> [Instructions for the task] Would you copy the records exactly, leaving the pictures out?

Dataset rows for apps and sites
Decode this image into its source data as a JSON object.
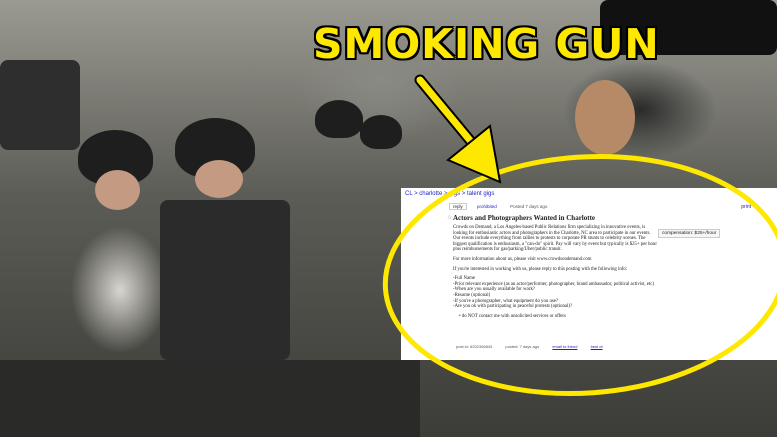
{
  "headline": "SMOKING GUN",
  "colors": {
    "headline": "#ffe800",
    "ellipse": "#ffe800",
    "link": "#2222cc"
  },
  "ad": {
    "breadcrumb": "CL > charlotte > gigs > talent gigs",
    "reply_button": "reply",
    "prohibited_link": "prohibited",
    "posted_label": "Posted 7 days ago",
    "print_link": "print",
    "title": "Actors and Photographers Wanted in Charlotte",
    "paragraphs": [
      "Crowds on Demand, a Los Angeles-based Public Relations firm specializing in innovative events, is looking for enthusiastic actors and photographers in the Charlotte, NC area to participate in our events. Our events include everything from rallies to protests to corporate PR stunts to celebrity scenes. The biggest qualification is enthusiasm, a \"can-do\" spirit. Pay will vary by event but typically is $25+ per hour plus reimbursements for gas/parking/Uber/public transit.",
      "For more information about us, please visit www.crowdsondemand.com",
      "If you're interested in working with us, please reply to this posting with the following info:",
      "-Full Name\n-Prior relevant experience (as an actor/performer, photographer, brand ambassador, political activist, etc)\n-When are you usually available for work?\n-Resume (optional)\n-If you're a photographer, what equipment do you use?\n-Are you ok with participating in peaceful protests (optional)?"
    ],
    "bullet": "do NOT contact me with unsolicited services or offers",
    "compensation": "compensation: $25+/hour",
    "footer": {
      "post_id": "post id: 6202306843",
      "posted": "posted: 7 days ago",
      "email_link": "email to friend",
      "best_of": "best of"
    }
  }
}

> [Problem solution]
Decode this image into its source data as a JSON object.
{
  "headline": "SMOKING GUN",
  "colors": {
    "headline": "#ffe800",
    "ellipse": "#ffe800",
    "link": "#2222cc"
  },
  "ad": {
    "breadcrumb": "CL > charlotte > gigs > talent gigs",
    "reply_button": "reply",
    "prohibited_link": "prohibited",
    "posted_label": "Posted 7 days ago",
    "print_link": "print",
    "title": "Actors and Photographers Wanted in Charlotte",
    "paragraphs": [
      "Crowds on Demand, a Los Angeles-based Public Relations firm specializing in innovative events, is looking for enthusiastic actors and photographers in the Charlotte, NC area to participate in our events. Our events include everything from rallies to protests to corporate PR stunts to celebrity scenes. The biggest qualification is enthusiasm, a \"can-do\" spirit. Pay will vary by event but typically is $25+ per hour plus reimbursements for gas/parking/Uber/public transit.",
      "For more information about us, please visit www.crowdsondemand.com",
      "If you're interested in working with us, please reply to this posting with the following info:",
      "-Full Name\n-Prior relevant experience (as an actor/performer, photographer, brand ambassador, political activist, etc)\n-When are you usually available for work?\n-Resume (optional)\n-If you're a photographer, what equipment do you use?\n-Are you ok with participating in peaceful protests (optional)?"
    ],
    "bullet": "do NOT contact me with unsolicited services or offers",
    "compensation": "compensation: $25+/hour",
    "footer": {
      "post_id": "post id: 6202306843",
      "posted": "posted: 7 days ago",
      "email_link": "email to friend",
      "best_of": "best of"
    }
  }
}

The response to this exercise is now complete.